Author + information
- Received February 10, 1993
- Revision received March 23, 1995
- Accepted July 10, 1995
- Published online November 15, 1995.
- Eric B. Lieberman, MD, FACC,
- Thomas M. Bashore, MD, FACC*,
- James B. Hermiller, MD, FACC,
- John S. Wilson, MD,
- Karen S. Pieper, MS,
- Gordon P. Keeler, MS,
- Cynthia H. Pierce, RN,
- Katherine B. Kisslo, RDMS,
- J. Kevin Harrison, MD and
- Charles J. Davidson, MD, FACC
- ↵*Address for correspondence:Dr. Thomas M. Bashore, Box 3012, Duke University Medical Center, Durham, North Carolina 27710.
Objectives. This study sought to determine the long-term outcome of adult patients undergoing percutaneous balloon aortic valvuloplasty.
Background. Percutaneous balloon aortic valvuloplasty has been offered as an alternative to aortic valve replacement for selected patients with valvular aortic stenosis. Although balloon aortic valvuloplasty produces an immediate reduction in the transvalvular aortic gradient, a high incidence of restenosis frequently leads to recurrent symptoms. Therefore, it is unclear whether balloon aortic valvuloplasty impacts on the long-term outcome of these patients.
Methods.
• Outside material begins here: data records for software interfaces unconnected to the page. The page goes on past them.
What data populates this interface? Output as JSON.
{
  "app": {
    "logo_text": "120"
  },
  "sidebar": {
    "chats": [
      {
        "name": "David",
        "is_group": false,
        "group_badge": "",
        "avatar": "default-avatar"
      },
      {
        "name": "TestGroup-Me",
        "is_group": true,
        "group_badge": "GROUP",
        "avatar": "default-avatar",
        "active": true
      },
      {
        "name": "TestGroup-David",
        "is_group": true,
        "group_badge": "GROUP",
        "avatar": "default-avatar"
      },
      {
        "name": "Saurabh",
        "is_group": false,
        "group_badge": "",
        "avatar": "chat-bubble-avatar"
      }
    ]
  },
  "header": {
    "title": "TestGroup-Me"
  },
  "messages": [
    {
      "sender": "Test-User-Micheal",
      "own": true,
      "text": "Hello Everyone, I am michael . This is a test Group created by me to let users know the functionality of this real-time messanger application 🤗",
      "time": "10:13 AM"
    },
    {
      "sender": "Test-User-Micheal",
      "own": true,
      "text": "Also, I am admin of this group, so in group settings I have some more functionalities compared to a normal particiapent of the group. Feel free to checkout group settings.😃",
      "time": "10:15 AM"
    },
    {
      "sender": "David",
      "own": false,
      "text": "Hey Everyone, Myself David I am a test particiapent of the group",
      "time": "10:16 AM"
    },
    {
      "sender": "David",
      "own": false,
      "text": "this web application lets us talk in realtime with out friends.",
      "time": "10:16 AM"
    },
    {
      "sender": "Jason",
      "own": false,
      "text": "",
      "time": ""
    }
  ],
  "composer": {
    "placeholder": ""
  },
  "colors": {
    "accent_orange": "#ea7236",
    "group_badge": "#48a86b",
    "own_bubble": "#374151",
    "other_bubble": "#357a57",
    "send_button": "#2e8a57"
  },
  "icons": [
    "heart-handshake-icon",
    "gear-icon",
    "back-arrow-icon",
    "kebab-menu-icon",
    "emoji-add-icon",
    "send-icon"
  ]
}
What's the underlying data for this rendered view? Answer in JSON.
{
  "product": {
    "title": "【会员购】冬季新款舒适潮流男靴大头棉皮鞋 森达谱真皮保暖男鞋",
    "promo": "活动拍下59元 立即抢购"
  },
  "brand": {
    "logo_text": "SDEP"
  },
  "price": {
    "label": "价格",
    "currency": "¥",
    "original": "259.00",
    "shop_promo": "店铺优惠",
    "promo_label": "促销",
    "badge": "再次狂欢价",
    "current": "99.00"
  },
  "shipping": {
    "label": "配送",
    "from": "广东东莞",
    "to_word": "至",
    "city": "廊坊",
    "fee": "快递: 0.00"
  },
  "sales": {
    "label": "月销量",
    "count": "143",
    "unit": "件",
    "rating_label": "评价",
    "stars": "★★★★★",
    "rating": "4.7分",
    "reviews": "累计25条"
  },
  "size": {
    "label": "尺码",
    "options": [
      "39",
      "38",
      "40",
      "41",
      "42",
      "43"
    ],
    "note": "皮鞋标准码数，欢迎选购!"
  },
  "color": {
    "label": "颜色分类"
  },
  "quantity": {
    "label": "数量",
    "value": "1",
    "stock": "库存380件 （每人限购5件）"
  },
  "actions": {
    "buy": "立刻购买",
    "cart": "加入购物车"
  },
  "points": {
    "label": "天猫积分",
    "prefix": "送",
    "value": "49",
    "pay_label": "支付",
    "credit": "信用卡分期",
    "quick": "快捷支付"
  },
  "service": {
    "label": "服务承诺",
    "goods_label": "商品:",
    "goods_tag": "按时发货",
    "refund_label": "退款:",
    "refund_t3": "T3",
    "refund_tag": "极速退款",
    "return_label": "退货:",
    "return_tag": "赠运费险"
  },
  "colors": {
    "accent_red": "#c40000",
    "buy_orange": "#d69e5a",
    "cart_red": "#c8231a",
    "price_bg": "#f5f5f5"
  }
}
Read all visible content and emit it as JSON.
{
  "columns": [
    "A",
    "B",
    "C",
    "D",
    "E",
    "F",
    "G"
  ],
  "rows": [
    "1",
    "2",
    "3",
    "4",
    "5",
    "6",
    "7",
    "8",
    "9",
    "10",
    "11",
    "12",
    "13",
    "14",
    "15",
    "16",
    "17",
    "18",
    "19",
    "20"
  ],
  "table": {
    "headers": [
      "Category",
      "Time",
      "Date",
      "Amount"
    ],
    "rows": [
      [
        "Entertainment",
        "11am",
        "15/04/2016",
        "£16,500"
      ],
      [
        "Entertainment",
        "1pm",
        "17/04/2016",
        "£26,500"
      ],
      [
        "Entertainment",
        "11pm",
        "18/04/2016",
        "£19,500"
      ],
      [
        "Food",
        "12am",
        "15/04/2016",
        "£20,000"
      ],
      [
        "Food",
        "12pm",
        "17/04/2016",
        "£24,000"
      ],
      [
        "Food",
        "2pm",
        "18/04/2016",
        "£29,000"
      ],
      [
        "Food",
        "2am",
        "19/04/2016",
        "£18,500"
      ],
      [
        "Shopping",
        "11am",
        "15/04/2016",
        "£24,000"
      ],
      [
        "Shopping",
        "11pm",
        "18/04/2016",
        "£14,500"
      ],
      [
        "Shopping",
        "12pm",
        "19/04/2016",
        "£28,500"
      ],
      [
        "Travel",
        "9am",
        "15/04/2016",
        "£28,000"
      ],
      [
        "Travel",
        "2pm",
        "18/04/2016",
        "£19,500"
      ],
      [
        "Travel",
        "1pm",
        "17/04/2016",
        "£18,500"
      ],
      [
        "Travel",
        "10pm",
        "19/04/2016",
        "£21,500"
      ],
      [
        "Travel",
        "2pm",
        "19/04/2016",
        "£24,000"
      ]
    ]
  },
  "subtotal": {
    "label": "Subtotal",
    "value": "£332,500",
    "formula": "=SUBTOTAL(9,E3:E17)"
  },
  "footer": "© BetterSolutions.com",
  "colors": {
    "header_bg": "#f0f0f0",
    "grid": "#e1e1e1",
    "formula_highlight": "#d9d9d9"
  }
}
Clinical, hemodynamic and echocardiographic data were collected at baseline in 165 patients undergoing balloon aortic valvuloplasty and examined for their ability to predict long-term outcome.
Results. The median duration of follow-up was 3.9 years (range 1 to 6). Ninety-nine percent follow-up was achieved. During this 6-year period, 152 patients (93%) died or underwent aortic valve replacement, and 99 (60%) died of cardiac-related causes. The probability of event-free survival (freedom from death, aortic valve replacement or repeat balloon aortic valvuloplasty) 1, 2 and 3 years after valvuloplasty was 40%, 19% and 6%, respectively. In contrast, the probability of survival 3 years after balloon aortic valvuloplasty in a subset of 42 patients who underwent subsequent aortic valve replacement was 84%. Survival after aortic valvuloplasty was poor regardless of the presenting symptom, but patients with New York Heart Association functional class IV congestive heart failure had events earliest. Univariable predictors of decreased event-free survival were younger age, advanced congestive heart failure symptoms, lower ejection fraction, elevated left ventricular end-diastolic pressure, presence of coronary artery disease and increased left ventricular internal diastolic diameter. Stepwise multivariable logistic regression analysis found that only younger age and a lower left ventricular ejection fraction contributed independent adverse prognostic information (chi-square 14.89, p = 0.0006).
Conclusions. Long-term event-free and actuarial survival after balloon aortic valvuloplasty is dismal and resembles the natural history of untreated aortic stenosis. Aortic valve replacement may be performed in selected subjects with good results. However, the prognosis for the remainder of patients who are not candidates for aortic valve replacement is particularly poor.
This study was presented in part at the 65th Annual Scientific Sessions of the American Heart Association, New Orleans, Louisiana, November 1992.
- Received February 10, 1993.
- Revision received March 23, 1995.
- Accepted July 10, 1995.
- American College of Cardiology